Helping river creatures with ‘fish elevators’
Elsewhere, 13 hydropower dams are planned for the Salween River, which at 2,800 kilometers is one of the longest free-flowing rivers in southeast Asia, stretching from the Tibetan mountains through China, Myanmar and Thailand. Six of those dams will be built in Myanmar, creating a combined capacity of more than 15,000 megawatts of electricity.
Little is known about the biodiversity contained in and around the river. But, environmental organization WWF says there are around 140 different fish species in the Salween including minnows, as well as freshwater terrapins and the Asian small-clawed otter, and experts say hydro development could have a big impact on the creatures and their habitat.
"The proposed dams will have obviously deleterious effects on fish and fisheries; the dams will block fish from migrating up and downstream, which for many species is needed for spawning," Vanessa Lamb, a postdoctoral associate at the York Centre for Asian Research at York University in Toronto, said.

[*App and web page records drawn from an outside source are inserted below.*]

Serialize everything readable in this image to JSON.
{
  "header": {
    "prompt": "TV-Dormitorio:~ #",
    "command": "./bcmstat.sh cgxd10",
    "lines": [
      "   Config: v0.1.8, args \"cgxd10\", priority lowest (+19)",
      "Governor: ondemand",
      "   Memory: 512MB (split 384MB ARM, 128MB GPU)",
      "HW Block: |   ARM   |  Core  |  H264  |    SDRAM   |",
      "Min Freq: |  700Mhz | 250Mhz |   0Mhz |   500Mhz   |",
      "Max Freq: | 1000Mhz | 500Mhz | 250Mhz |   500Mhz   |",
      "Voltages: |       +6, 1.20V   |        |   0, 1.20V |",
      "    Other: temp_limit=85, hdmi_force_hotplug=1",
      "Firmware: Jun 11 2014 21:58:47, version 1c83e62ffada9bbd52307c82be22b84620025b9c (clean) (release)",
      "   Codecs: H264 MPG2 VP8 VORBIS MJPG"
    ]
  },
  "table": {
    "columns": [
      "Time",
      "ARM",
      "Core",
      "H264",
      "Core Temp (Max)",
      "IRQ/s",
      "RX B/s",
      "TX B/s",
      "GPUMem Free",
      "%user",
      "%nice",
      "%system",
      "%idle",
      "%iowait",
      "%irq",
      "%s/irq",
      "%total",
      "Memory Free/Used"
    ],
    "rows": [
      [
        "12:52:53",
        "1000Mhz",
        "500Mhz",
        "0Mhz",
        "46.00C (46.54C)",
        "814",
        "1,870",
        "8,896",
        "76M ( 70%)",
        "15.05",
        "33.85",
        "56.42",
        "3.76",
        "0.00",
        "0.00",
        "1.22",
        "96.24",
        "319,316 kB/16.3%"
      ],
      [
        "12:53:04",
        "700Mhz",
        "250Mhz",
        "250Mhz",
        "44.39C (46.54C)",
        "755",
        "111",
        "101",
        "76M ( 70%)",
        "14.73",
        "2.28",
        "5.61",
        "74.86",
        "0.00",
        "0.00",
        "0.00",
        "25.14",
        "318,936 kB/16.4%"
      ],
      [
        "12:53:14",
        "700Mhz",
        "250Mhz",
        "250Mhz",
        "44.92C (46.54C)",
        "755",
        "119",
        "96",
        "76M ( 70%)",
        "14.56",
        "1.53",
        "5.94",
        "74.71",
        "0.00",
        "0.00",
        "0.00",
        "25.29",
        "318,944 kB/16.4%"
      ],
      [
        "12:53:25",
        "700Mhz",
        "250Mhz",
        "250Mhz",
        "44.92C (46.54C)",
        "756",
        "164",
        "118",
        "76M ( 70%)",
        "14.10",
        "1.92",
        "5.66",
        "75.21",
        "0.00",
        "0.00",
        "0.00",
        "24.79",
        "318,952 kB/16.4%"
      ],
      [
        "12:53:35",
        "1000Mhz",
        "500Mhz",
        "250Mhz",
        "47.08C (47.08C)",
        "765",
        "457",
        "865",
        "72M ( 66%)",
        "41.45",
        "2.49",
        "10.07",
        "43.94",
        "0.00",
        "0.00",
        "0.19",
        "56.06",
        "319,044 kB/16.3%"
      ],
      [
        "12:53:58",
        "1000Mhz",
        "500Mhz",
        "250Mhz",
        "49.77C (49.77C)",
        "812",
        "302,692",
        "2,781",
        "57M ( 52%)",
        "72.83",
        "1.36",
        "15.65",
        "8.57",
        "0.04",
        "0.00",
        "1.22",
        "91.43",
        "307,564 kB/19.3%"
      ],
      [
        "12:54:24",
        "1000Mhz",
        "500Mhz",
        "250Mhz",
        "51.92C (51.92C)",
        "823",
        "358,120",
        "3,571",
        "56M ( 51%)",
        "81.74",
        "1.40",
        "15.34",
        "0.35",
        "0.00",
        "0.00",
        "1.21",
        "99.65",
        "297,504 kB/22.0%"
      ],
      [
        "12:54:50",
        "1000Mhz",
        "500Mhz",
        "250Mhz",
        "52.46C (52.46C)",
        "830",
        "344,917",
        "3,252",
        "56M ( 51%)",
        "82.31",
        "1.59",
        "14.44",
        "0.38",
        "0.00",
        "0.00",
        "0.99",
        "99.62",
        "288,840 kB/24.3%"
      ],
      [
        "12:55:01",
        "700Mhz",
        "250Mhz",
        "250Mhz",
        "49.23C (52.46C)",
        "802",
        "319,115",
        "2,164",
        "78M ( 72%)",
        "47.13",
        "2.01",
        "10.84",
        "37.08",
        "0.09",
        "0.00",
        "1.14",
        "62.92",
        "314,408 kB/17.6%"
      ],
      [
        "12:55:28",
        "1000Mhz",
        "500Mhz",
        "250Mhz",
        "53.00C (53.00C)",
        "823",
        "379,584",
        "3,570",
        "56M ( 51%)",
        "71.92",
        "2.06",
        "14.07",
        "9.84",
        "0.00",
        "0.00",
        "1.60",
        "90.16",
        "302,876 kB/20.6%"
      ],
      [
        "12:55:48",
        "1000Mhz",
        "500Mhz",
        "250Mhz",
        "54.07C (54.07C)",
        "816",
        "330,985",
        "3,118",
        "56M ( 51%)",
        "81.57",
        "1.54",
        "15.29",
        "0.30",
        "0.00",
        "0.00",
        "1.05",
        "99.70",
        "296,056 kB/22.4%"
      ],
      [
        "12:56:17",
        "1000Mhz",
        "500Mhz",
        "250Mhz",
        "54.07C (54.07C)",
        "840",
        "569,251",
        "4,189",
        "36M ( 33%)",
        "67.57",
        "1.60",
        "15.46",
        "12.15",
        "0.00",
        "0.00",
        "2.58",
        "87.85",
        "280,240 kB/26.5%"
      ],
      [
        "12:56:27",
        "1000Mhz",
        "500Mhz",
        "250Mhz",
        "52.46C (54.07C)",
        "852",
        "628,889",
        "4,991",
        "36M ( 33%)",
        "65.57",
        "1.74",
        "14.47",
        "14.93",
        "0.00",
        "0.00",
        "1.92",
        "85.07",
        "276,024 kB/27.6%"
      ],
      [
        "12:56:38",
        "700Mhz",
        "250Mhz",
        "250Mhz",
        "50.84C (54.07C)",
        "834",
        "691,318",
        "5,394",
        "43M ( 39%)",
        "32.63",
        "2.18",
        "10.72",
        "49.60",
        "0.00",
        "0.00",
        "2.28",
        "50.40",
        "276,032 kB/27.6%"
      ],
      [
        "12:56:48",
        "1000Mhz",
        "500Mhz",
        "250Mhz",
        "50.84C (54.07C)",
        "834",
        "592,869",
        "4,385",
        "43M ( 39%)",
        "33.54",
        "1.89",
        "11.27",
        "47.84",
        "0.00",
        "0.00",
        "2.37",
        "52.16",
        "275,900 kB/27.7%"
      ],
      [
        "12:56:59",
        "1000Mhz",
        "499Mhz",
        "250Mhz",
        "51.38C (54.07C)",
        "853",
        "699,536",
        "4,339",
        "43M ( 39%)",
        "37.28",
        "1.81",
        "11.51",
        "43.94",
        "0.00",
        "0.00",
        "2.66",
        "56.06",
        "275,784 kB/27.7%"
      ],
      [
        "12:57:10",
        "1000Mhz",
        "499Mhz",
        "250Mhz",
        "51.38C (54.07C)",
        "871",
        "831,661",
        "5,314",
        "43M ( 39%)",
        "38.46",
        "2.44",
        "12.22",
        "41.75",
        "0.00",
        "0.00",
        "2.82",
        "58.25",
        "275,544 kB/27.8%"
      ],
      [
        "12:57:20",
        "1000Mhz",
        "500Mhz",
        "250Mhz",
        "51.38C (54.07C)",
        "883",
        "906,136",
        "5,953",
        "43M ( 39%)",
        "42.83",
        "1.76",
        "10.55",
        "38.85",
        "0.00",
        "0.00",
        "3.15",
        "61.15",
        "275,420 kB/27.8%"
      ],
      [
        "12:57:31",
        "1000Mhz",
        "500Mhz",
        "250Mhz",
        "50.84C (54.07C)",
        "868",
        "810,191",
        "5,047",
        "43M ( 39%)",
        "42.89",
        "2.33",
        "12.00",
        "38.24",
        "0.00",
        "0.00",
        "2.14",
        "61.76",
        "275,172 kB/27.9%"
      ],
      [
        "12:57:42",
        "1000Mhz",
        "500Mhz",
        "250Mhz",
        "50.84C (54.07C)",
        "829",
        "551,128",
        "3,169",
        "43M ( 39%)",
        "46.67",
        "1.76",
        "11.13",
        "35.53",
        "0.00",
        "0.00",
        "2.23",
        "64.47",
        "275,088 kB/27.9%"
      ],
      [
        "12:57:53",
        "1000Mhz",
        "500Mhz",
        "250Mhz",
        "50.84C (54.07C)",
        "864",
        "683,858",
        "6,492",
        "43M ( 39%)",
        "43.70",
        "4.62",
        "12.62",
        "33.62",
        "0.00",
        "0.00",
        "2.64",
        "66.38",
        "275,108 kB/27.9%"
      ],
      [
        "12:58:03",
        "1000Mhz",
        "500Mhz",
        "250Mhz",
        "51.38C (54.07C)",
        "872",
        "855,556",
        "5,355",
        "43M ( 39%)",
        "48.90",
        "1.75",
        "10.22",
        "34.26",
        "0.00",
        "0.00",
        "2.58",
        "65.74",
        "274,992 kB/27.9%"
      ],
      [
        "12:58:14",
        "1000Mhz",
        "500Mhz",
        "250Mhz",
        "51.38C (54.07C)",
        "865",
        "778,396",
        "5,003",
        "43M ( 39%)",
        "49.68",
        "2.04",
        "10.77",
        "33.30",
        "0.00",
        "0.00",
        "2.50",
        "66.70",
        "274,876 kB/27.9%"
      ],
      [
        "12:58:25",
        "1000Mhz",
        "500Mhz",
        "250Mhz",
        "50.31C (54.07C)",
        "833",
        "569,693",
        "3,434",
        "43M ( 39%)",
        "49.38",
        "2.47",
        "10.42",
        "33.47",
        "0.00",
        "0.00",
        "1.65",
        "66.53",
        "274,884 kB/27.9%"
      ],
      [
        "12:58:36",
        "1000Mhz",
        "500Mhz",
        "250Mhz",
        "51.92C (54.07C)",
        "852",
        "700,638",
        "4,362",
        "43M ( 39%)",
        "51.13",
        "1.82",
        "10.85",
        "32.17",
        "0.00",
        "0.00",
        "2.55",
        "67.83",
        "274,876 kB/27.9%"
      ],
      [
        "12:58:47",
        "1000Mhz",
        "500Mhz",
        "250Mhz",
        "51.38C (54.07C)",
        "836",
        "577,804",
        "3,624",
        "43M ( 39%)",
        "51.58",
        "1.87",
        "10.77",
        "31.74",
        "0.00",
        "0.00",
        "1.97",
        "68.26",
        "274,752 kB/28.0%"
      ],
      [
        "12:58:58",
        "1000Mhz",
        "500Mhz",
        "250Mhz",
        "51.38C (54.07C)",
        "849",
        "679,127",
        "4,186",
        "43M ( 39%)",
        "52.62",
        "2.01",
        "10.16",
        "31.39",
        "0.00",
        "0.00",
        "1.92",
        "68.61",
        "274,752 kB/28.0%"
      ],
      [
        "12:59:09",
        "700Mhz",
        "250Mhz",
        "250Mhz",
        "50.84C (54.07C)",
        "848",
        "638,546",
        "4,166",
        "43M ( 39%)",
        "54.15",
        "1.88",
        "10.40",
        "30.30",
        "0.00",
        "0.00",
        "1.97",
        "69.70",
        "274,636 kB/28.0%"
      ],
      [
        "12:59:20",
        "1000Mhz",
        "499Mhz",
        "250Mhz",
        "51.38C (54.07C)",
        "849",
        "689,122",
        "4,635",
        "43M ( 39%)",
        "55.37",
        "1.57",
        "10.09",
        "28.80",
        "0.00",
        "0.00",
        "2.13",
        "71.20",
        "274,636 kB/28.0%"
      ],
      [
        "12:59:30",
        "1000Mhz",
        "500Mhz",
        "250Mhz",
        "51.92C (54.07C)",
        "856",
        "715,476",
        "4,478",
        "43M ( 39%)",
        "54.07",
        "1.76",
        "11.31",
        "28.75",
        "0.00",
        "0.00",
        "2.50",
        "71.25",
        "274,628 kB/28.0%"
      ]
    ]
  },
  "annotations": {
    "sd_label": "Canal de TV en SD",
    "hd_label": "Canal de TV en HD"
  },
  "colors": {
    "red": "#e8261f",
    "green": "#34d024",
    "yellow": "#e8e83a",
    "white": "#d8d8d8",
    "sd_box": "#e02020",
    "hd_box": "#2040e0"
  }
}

"The issue of fish and fisheries is of concern not only because it would affect biodiversity, but also because many people in the basin rely on the river as a source of livelihood and food," she added.
One of those dams, the $2.6-billion Hat Gyi is to be jointly developed by the Electricity Generating Authority of Thailand (EGAT) International and China's Sinohydro Corporation to generate 1,360 megawatts of electricity, according to Salween Watch, an NGO working on environmental issues in Myanmar.
An environmental impact assessment for the dam, located around 47 kilometers from the border with Thailand, proposes "fish ladders," or even "fish elevators," structures designed to assist fish in passing the obstacles, to combat the problem. But, Lamb said the technology does not exist to accommodate the different species and sizes of fish that would need to cross the dam and which navigate the river at different water levels and during different seasons.
Two sides to hydropower
But it is not only the rivers themselves that could be impacted. Activists working on the ground say they have already seen the negative effects of dams on the surrounding land.
"They [the companies] are already doing logging, landscaping and mining and some of the farmland of local people has been destroyed," Ah Nan, coordinator at Burma Rivers Network, which represents dam-affected communities in Myanmar, said "It has already changed and polluted the river, but local people are still using the water and eating the fish."
Still, while highly controversial, hydropower provides the largest source for renewable electricity – an estimated 16 percent - with most growth in the industry due to come from emerging economies, according to Esther Frey, manager, wind and hydropower at Germany Trade and Invest.
"In these [developing] countries, large and small hydropower projects can improve access to modern energy services and alleviate poverty and foster social and economic development," she said, adding these long-terms benefits could, in some cases, outweigh the costs.
Even so, Naho Mirumachi, a lecturer in geography specializing in water conflict and cooperation at King's College London, said a broader concern is the cumulative implications multiple dams may have on the country's rivers.
"If you're going to have an accelerated phase of dam development along the whole stretch of the river, then what's that going to do beyond the individual impact?" she said. "It's something that has been talked about, but not analyzed in depth."
Having studied the effects of dams in the Mekong region, which spans across southeastern countries including Laos, Cambodia and Vietnam, Mirumachi said changes to livelihood for communities have been documented.
"People having less means of supporting their livelihood as a result of less fish catch, unpredictable water flows or changes to sediment load to the bank," said Mirumachi. "But whether that can change public policies or business practices, I think is a different story."